**Information shown:**

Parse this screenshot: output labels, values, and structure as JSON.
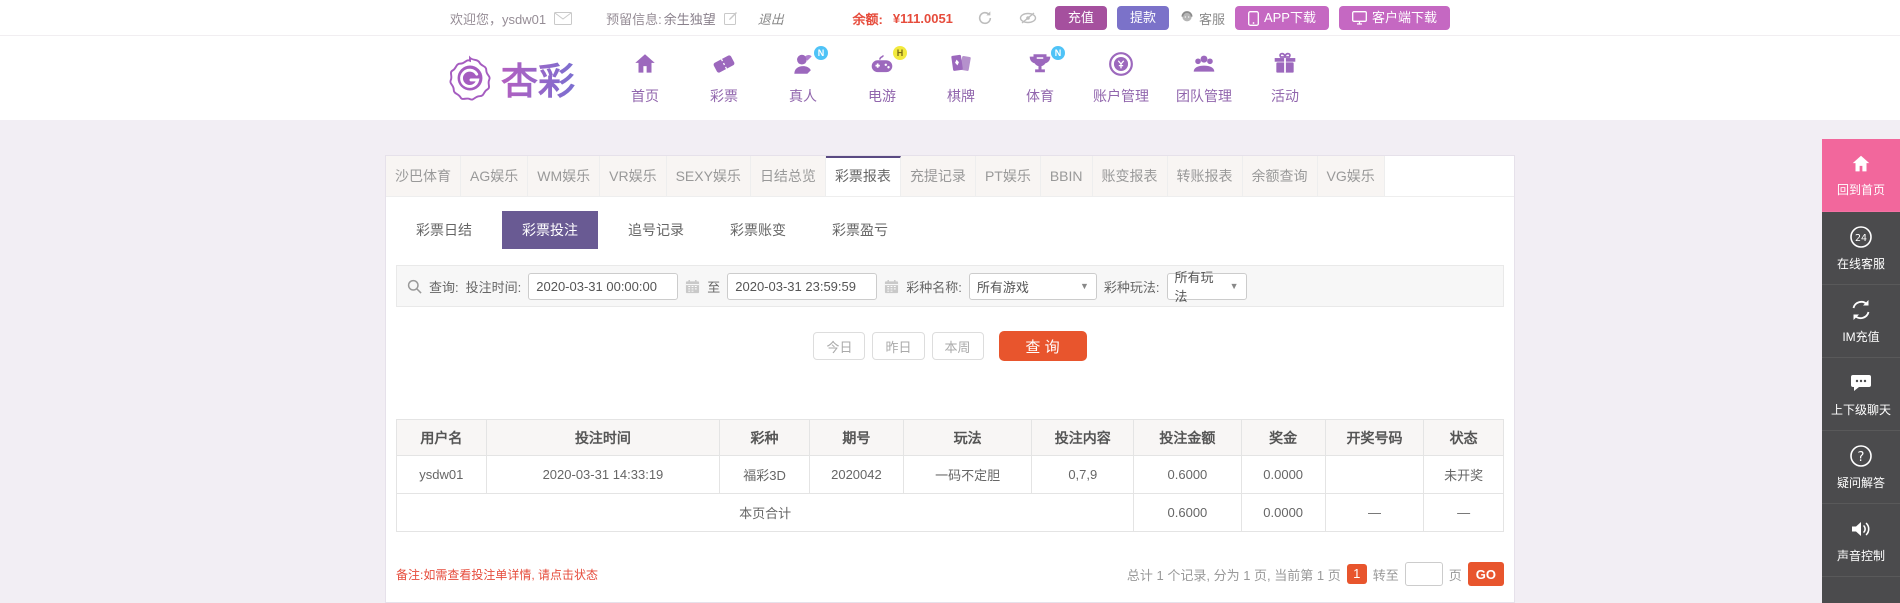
{
  "topbar": {
    "welcome": "欢迎您，ysdw01",
    "reserved_label": "预留信息:",
    "reserved_value": "余生独望",
    "logout": "退出",
    "balance_label": "余额:",
    "balance_value": "¥111.0051",
    "recharge": "充值",
    "withdraw": "提款",
    "service": "客服",
    "app_download": "APP下载",
    "client_download": "客户端下载"
  },
  "header": {
    "logo_text": "杏彩",
    "nav": [
      {
        "label": "首页",
        "badge": ""
      },
      {
        "label": "彩票",
        "badge": ""
      },
      {
        "label": "真人",
        "badge": "N"
      },
      {
        "label": "电游",
        "badge": "H"
      },
      {
        "label": "棋牌",
        "badge": ""
      },
      {
        "label": "体育",
        "badge": "N"
      },
      {
        "label": "账户管理",
        "badge": ""
      },
      {
        "label": "团队管理",
        "badge": ""
      },
      {
        "label": "活动",
        "badge": ""
      }
    ]
  },
  "tabs": {
    "active": "彩票报表",
    "items": [
      "沙巴体育",
      "AG娱乐",
      "WM娱乐",
      "VR娱乐",
      "SEXY娱乐",
      "日结总览",
      "彩票报表",
      "充提记录",
      "PT娱乐",
      "BBIN",
      "账变报表",
      "转账报表",
      "余额查询",
      "VG娱乐"
    ]
  },
  "subtabs": {
    "active": "彩票投注",
    "items": [
      "彩票日结",
      "彩票投注",
      "追号记录",
      "彩票账变",
      "彩票盈亏"
    ]
  },
  "filters": {
    "query_label": "查询:",
    "time_label": "投注时间:",
    "time_from": "2020-03-31 00:00:00",
    "to_label": "至",
    "time_to": "2020-03-31 23:59:59",
    "game_label": "彩种名称:",
    "game_value": "所有游戏",
    "play_label": "彩种玩法:",
    "play_value": "所有玩法",
    "today": "今日",
    "yesterday": "昨日",
    "week": "本周",
    "search": "查 询"
  },
  "table": {
    "headers": [
      "用户名",
      "投注时间",
      "彩种",
      "期号",
      "玩法",
      "投注内容",
      "投注金额",
      "奖金",
      "开奖号码",
      "状态"
    ],
    "rows": [
      [
        "ysdw01",
        "2020-03-31 14:33:19",
        "福彩3D",
        "2020042",
        "一码不定胆",
        "0,7,9",
        "0.6000",
        "0.0000",
        "",
        "未开奖"
      ]
    ],
    "summary": {
      "label": "本页合计",
      "bet_total": "0.6000",
      "prize_total": "0.0000",
      "draw": "—",
      "status": "—"
    }
  },
  "footer": {
    "note": "备注:如需查看投注单详情, 请点击状态",
    "pagination_text": "总计 1 个记录, 分为 1 页, 当前第 1 页",
    "page_badge": "1",
    "goto_label": "转至",
    "page_label": "页",
    "go": "GO"
  },
  "sidebar": {
    "items": [
      "回到首页",
      "在线客服",
      "IM充值",
      "上下级聊天",
      "疑问解答",
      "声音控制"
    ]
  },
  "colors": {
    "accent_purple": "#695a93",
    "brand_purple": "#9166ad",
    "tab_active_border": "#5a4a82",
    "orange": "#e8552d",
    "red": "#e64c3c",
    "green": "#2fa455",
    "sidebar_pink": "#f2679c",
    "recharge_btn": "#a5509e",
    "withdraw_btn": "#7b72c9",
    "download_btn": "#c568c2",
    "badge_blue": "#4fc3f7",
    "badge_yellow": "#f2e93e"
  }
}
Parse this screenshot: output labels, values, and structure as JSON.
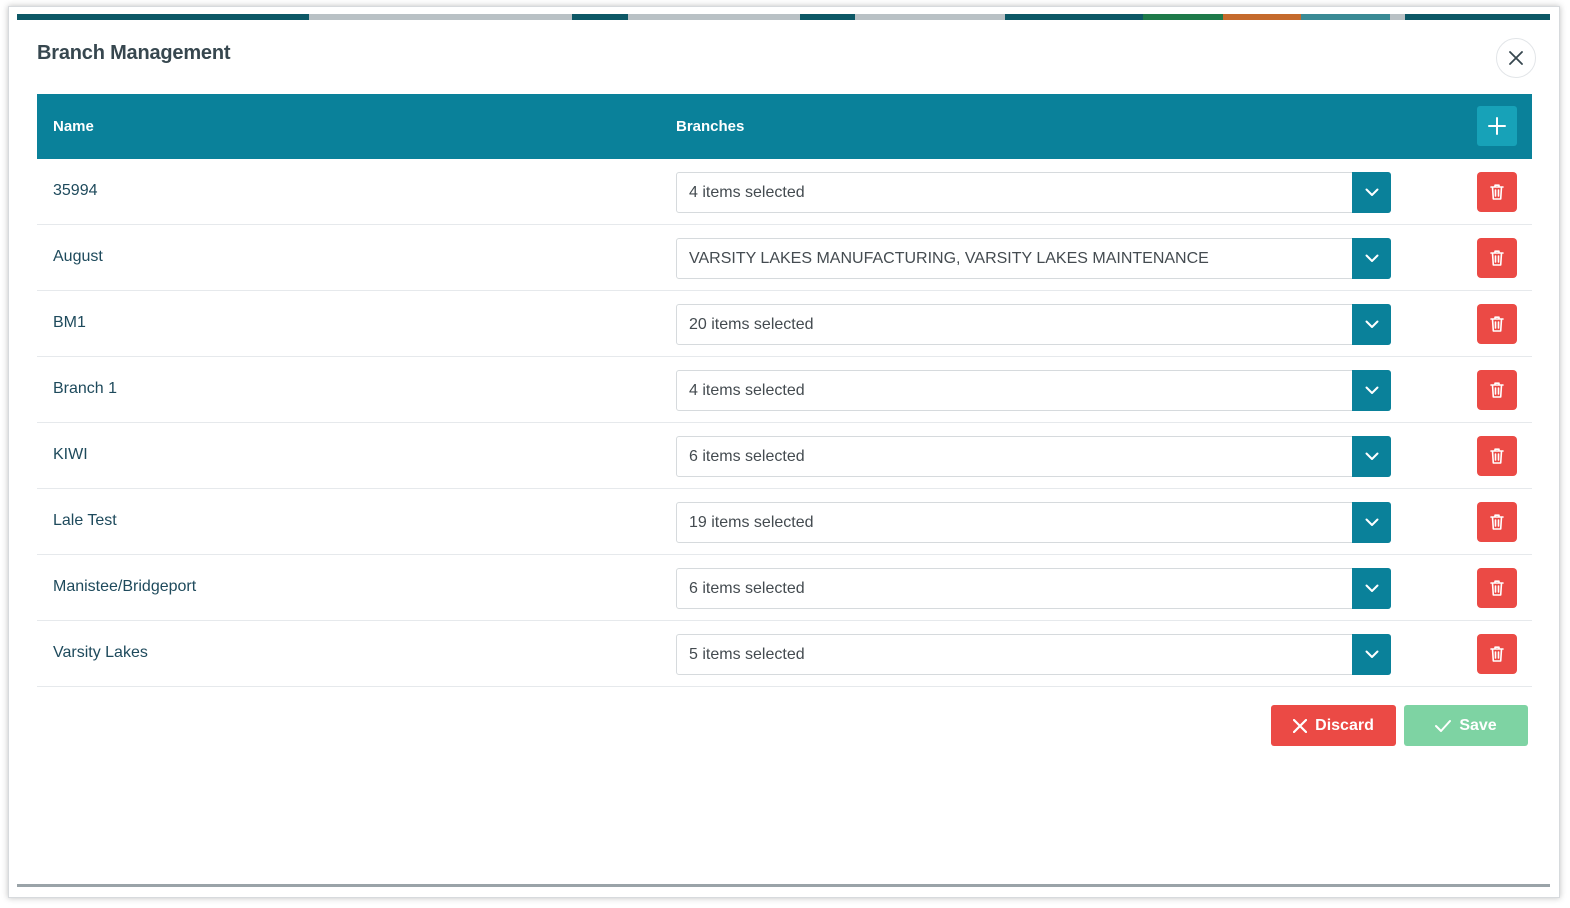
{
  "window": {
    "title": "Branch Management",
    "close_icon": "close-icon"
  },
  "colors": {
    "header_bg": "#0a819a",
    "add_button": "#17a2b8",
    "delete_button": "#eb4a45",
    "discard_button": "#eb4a45",
    "save_button_disabled": "#7ed3a3"
  },
  "table": {
    "columns": [
      "Name",
      "Branches"
    ],
    "add_icon": "plus-icon",
    "rows": [
      {
        "name": "35994",
        "branches": "4 items selected"
      },
      {
        "name": "August",
        "branches": "VARSITY LAKES MANUFACTURING, VARSITY LAKES MAINTENANCE"
      },
      {
        "name": "BM1",
        "branches": "20 items selected"
      },
      {
        "name": "Branch 1",
        "branches": "4 items selected"
      },
      {
        "name": "KIWI",
        "branches": "6 items selected"
      },
      {
        "name": "Lale Test",
        "branches": "19 items selected"
      },
      {
        "name": "Manistee/Bridgeport",
        "branches": "6 items selected"
      },
      {
        "name": "Varsity Lakes",
        "branches": "5 items selected"
      }
    ]
  },
  "footer": {
    "discard_label": "Discard",
    "save_label": "Save"
  }
}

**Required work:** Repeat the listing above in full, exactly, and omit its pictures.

**The completed task:**
Parse this screenshot: output labels, values, and structure as JSON.
{
  "topbar": {
    "welcome": "欢迎您，ysdw01",
    "reserved_label": "预留信息:",
    "reserved_value": "余生独望",
    "logout": "退出",
    "balance_label": "余额:",
    "balance_value": "¥111.0051",
    "recharge": "充值",
    "withdraw": "提款",
    "service": "客服",
    "app_download": "APP下载",
    "client_download": "客户端下载"
  },
  "header": {
    "logo_text": "杏彩",
    "nav": [
      {
        "label": "首页",
        "badge": ""
      },
      {
        "label": "彩票",
        "badge": ""
      },
      {
        "label": "真人",
        "badge": "N"
      },
      {
        "label": "电游",
        "badge": "H"
      },
      {
        "label": "棋牌",
        "badge": ""
      },
      {
        "label": "体育",
        "badge": "N"
      },
      {
        "label": "账户管理",
        "badge": ""
      },
      {
        "label": "团队管理",
        "badge": ""
      },
      {
        "label": "活动",
        "badge": ""
      }
    ]
  },
  "tabs": {
    "active": "彩票报表",
    "items": [
      "沙巴体育",
      "AG娱乐",
      "WM娱乐",
      "VR娱乐",
      "SEXY娱乐",
      "日结总览",
      "彩票报表",
      "充提记录",
      "PT娱乐",
      "BBIN",
      "账变报表",
      "转账报表",
      "余额查询",
      "VG娱乐"
    ]
  },
  "subtabs": {
    "active": "彩票投注",
    "items": [
      "彩票日结",
      "彩票投注",
      "追号记录",
      "彩票账变",
      "彩票盈亏"
    ]
  },
  "filters": {
    "query_label": "查询:",
    "time_label": "投注时间:",
    "time_from": "2020-03-31 00:00:00",
    "to_label": "至",
    "time_to": "2020-03-31 23:59:59",
    "game_label": "彩种名称:",
    "game_value": "所有游戏",
    "play_label": "彩种玩法:",
    "play_value": "所有玩法",
    "today": "今日",
    "yesterday": "昨日",
    "week": "本周",
    "search": "查 询"
  },
  "table": {
    "headers": [
      "用户名",
      "投注时间",
      "彩种",
      "期号",
      "玩法",
      "投注内容",
      "投注金额",
      "奖金",
      "开奖号码",
      "状态"
    ],
    "rows": [
      [
        "ysdw01",
        "2020-03-31 14:33:19",
        "福彩3D",
        "2020042",
        "一码不定胆",
        "0,7,9",
        "0.6000",
        "0.0000",
        "",
        "未开奖"
      ]
    ],
    "summary": {
      "label": "本页合计",
      "bet_total": "0.6000",
      "prize_total": "0.0000",
      "draw": "—",
      "status": "—"
    }
  },
  "footer": {
    "note": "备注:如需查看投注单详情, 请点击状态",
    "pagination_text": "总计 1 个记录, 分为 1 页, 当前第 1 页",
    "page_badge": "1",
    "goto_label": "转至",
    "page_label": "页",
    "go": "GO"
  },
  "sidebar": {
    "items": [
      "回到首页",
      "在线客服",
      "IM充值",
      "上下级聊天",
      "疑问解答",
      "声音控制"
    ]
  },
  "colors": {
    "accent_purple": "#695a93",
    "brand_purple": "#9166ad",
    "tab_active_border": "#5a4a82",
    "orange": "#e8552d",
    "red": "#e64c3c",
    "green": "#2fa455",
    "sidebar_pink": "#f2679c",
    "recharge_btn": "#a5509e",
    "withdraw_btn": "#7b72c9",
    "download_btn": "#c568c2",
    "badge_blue": "#4fc3f7",
    "badge_yellow": "#f2e93e"
  }
}
Parse this screenshot: output labels, values, and structure as JSON.
{
  "window": {
    "title": "Branch Management",
    "close_icon": "close-icon"
  },
  "colors": {
    "header_bg": "#0a819a",
    "add_button": "#17a2b8",
    "delete_button": "#eb4a45",
    "discard_button": "#eb4a45",
    "save_button_disabled": "#7ed3a3"
  },
  "table": {
    "columns": [
      "Name",
      "Branches"
    ],
    "add_icon": "plus-icon",
    "rows": [
      {
        "name": "35994",
        "branches": "4 items selected"
      },
      {
        "name": "August",
        "branches": "VARSITY LAKES MANUFACTURING, VARSITY LAKES MAINTENANCE"
      },
      {
        "name": "BM1",
        "branches": "20 items selected"
      },
      {
        "name": "Branch 1",
        "branches": "4 items selected"
      },
      {
        "name": "KIWI",
        "branches": "6 items selected"
      },
      {
        "name": "Lale Test",
        "branches": "19 items selected"
      },
      {
        "name": "Manistee/Bridgeport",
        "branches": "6 items selected"
      },
      {
        "name": "Varsity Lakes",
        "branches": "5 items selected"
      }
    ]
  },
  "footer": {
    "discard_label": "Discard",
    "save_label": "Save"
  }
}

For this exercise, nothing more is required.